- [WORK REQUEST]:
Your response should consist solely of the lines from the one containing "Decode this image" through the end of the data, copied exactly.

- [Collection entries]:
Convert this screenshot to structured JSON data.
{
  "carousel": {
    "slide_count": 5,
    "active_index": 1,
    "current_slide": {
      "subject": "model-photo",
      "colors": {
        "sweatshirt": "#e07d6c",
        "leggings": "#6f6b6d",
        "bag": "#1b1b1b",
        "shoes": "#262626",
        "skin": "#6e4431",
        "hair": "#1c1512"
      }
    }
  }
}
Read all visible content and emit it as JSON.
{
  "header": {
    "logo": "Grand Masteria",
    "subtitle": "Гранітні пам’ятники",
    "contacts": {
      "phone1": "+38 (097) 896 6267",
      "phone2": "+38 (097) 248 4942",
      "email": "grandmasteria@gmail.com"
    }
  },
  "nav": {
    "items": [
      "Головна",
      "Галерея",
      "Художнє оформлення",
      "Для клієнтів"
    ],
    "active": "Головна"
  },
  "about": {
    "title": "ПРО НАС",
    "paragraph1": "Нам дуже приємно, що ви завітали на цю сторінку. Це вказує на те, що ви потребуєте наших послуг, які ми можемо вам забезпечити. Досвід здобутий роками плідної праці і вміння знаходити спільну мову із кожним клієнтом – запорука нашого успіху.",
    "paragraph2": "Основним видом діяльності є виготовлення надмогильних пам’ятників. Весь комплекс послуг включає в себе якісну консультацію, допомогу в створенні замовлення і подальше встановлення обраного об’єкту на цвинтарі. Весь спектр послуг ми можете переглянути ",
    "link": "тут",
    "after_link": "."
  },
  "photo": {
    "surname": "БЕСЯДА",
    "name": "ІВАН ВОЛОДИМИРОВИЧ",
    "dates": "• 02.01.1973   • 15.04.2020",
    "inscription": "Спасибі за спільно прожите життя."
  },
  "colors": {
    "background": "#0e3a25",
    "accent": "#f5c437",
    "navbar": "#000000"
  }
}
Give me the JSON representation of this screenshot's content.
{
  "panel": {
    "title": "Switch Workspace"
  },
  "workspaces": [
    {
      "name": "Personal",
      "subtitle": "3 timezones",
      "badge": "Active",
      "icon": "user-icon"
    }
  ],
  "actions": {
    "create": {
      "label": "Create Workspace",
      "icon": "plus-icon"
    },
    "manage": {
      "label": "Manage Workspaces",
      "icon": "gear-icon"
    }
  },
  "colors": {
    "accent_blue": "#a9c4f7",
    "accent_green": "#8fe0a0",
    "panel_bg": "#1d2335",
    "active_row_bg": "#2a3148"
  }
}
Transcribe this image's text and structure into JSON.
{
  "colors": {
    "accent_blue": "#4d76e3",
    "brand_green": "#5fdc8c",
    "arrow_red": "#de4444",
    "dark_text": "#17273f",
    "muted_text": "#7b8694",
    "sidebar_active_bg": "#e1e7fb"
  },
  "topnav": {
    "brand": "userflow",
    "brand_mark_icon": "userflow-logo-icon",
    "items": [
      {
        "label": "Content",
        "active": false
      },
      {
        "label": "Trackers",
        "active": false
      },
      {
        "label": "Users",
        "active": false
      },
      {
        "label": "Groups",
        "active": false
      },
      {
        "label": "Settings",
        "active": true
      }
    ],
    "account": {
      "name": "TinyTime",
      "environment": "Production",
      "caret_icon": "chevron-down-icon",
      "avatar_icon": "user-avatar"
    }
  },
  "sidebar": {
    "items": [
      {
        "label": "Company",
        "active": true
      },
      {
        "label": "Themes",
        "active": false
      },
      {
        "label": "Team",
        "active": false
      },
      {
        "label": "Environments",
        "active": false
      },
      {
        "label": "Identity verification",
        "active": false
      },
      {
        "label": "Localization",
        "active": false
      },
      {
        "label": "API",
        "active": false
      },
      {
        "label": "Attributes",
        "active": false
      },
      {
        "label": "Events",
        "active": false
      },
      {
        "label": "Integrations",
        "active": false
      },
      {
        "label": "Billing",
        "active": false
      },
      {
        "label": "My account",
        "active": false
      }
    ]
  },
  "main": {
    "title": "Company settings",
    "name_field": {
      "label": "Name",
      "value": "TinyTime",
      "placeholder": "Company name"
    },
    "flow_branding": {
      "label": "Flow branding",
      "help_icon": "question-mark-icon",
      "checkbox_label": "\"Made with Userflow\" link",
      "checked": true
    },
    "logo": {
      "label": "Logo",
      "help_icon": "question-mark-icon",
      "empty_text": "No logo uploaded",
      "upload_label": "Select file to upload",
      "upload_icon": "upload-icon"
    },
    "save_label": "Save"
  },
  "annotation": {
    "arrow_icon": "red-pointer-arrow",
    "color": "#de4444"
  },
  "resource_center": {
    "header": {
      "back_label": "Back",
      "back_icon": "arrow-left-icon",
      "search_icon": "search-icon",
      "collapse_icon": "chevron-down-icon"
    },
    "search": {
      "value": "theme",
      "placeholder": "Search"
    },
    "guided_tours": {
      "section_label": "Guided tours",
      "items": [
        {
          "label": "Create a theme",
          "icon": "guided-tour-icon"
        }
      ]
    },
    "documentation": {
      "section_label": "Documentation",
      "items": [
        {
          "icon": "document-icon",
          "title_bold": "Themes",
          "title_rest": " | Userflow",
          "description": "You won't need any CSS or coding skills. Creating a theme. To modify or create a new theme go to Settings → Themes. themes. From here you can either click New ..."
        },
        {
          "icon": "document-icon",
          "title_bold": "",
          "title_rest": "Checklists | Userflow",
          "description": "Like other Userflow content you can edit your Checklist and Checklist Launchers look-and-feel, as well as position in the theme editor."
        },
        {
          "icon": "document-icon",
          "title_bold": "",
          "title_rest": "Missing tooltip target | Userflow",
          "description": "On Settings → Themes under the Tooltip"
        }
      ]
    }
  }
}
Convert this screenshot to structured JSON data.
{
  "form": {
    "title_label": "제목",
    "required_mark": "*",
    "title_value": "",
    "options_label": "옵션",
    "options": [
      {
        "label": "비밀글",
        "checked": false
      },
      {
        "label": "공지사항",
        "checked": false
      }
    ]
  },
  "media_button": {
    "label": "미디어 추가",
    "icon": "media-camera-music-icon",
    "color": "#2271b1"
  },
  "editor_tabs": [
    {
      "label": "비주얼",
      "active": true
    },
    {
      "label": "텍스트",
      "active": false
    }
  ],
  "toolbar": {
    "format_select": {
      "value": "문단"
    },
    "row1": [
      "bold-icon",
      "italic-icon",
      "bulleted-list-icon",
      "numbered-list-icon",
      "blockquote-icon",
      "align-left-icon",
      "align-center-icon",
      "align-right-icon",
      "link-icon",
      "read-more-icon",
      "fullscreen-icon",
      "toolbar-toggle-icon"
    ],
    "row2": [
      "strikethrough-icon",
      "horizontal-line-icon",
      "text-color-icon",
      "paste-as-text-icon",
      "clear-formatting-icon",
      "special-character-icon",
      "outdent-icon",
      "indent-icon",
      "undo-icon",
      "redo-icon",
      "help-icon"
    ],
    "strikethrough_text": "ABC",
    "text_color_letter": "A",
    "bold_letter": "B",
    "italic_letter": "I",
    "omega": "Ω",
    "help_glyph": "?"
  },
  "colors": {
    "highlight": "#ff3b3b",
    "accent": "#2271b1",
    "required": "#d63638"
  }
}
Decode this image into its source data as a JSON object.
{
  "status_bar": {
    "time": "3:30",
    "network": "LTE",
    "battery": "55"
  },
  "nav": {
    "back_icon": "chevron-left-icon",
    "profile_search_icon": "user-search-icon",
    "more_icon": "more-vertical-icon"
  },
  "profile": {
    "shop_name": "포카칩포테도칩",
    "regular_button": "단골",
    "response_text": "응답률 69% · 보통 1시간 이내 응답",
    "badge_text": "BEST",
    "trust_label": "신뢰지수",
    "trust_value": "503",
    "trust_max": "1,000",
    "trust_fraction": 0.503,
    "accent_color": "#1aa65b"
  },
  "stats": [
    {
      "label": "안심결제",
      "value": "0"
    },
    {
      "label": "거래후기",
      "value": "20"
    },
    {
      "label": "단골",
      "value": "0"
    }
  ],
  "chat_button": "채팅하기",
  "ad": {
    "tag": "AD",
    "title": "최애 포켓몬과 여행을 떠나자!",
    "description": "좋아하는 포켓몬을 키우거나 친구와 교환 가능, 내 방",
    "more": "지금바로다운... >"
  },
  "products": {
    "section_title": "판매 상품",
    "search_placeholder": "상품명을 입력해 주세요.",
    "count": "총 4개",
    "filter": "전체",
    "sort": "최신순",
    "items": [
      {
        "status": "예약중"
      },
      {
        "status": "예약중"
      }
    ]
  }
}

- [WRITTEN RESPONSE]:
Decode this image into its source data as a JSON object.
{
  "status_bar": {
    "time": "3:30",
    "network": "LTE",
    "battery": "55"
  },
  "nav": {
    "back_icon": "chevron-left-icon",
    "profile_search_icon": "user-search-icon",
    "more_icon": "more-vertical-icon"
  },
  "profile": {
    "shop_name": "포카칩포테도칩",
    "regular_button": "단골",
    "response_text": "응답률 69% · 보통 1시간 이내 응답",
    "badge_text": "BEST",
    "trust_label": "신뢰지수",
    "trust_value": "503",
    "trust_max": "1,000",
    "trust_fraction": 0.503,
    "accent_color": "#1aa65b"
  },
  "stats": [
    {
      "label": "안심결제",
      "value": "0"
    },
    {
      "label": "거래후기",
      "value": "20"
    },
    {
      "label": "단골",
      "value": "0"
    }
  ],
  "chat_button": "채팅하기",
  "ad": {
    "tag": "AD",
    "title": "최애 포켓몬과 여행을 떠나자!",
    "description": "좋아하는 포켓몬을 키우거나 친구와 교환 가능, 내 방",
    "more": "지금바로다운... >"
  },
  "products": {
    "section_title": "판매 상품",
    "search_placeholder": "상품명을 입력해 주세요.",
    "count": "총 4개",
    "filter": "전체",
    "sort": "최신순",
    "items": [
      {
        "status": "예약중"
      },
      {
        "status": "예약중"
      }
    ]
  }
}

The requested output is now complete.